Task requirements:
Search the records for the word "name" and report each line that has it.
(Records supplied Opens)
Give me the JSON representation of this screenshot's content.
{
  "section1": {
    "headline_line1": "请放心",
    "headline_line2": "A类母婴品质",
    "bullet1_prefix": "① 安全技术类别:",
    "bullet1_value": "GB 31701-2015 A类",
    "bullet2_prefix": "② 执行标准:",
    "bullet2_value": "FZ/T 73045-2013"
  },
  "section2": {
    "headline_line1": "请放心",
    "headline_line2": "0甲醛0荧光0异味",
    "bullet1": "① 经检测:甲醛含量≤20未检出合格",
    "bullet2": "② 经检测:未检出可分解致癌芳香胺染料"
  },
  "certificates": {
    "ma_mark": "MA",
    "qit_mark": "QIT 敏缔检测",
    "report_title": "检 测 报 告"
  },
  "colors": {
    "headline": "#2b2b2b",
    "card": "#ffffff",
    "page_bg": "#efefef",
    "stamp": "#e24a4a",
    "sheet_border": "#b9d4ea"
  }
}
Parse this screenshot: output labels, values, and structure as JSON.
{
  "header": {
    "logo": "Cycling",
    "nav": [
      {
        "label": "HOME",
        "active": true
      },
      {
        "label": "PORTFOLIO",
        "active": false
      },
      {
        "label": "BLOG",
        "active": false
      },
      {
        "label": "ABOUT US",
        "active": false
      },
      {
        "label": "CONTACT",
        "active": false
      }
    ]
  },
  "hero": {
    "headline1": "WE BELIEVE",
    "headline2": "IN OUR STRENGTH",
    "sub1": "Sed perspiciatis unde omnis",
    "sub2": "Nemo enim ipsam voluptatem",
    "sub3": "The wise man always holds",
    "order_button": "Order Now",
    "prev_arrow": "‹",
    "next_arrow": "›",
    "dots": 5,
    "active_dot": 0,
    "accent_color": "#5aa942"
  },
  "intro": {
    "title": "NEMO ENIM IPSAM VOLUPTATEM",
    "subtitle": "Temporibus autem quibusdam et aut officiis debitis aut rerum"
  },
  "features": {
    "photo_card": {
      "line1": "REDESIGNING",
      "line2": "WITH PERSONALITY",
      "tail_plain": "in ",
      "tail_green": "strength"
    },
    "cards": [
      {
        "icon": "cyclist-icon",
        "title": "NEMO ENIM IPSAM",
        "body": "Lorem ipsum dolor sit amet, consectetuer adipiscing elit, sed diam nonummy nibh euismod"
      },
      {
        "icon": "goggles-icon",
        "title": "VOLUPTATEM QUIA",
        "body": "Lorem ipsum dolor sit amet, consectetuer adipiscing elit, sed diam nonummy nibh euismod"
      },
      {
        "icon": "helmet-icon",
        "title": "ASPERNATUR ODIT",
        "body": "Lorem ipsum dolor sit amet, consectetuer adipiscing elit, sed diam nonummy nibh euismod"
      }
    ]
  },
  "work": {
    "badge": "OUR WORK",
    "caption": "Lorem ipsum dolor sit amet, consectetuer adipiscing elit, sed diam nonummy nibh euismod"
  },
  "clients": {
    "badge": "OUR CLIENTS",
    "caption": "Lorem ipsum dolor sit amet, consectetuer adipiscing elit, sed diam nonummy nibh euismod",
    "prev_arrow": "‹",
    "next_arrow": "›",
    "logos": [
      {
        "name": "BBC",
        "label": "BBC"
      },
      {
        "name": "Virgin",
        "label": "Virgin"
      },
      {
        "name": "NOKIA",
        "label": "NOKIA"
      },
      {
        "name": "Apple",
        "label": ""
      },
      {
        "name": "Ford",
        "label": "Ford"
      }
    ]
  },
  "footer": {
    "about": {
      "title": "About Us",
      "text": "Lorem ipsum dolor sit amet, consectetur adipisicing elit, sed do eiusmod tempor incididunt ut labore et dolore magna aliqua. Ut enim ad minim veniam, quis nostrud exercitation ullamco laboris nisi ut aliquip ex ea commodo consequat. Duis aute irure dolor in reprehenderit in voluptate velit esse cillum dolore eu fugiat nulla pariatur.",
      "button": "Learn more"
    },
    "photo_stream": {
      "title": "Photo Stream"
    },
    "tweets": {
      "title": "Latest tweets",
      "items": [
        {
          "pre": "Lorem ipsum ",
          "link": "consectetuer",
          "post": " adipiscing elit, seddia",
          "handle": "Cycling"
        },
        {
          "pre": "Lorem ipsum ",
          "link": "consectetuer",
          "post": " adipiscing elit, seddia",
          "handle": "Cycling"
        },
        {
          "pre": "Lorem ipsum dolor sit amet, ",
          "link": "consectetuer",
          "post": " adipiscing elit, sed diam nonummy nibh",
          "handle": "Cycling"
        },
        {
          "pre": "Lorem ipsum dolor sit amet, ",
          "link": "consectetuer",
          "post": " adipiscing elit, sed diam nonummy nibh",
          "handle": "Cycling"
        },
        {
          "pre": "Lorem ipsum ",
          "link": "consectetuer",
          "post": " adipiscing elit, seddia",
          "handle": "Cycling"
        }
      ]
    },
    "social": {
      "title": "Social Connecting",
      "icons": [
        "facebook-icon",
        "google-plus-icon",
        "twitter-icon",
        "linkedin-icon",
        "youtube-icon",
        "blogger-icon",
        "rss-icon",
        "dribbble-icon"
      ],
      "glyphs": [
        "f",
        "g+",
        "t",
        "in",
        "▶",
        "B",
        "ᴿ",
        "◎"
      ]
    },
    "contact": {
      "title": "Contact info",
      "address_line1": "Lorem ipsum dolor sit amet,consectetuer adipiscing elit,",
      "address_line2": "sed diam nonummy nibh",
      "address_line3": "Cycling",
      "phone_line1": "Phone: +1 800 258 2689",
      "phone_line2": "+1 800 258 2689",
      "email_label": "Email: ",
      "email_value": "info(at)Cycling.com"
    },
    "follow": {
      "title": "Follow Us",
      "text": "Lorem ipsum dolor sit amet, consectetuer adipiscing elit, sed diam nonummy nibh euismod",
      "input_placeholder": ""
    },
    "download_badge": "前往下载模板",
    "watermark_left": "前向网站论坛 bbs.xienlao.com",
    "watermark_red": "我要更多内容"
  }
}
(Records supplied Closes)
Written reply:
        "name": "BBC",
        "name": "Virgin",
        "name": "NOKIA",
        "name": "Apple",
        "name": "Ford",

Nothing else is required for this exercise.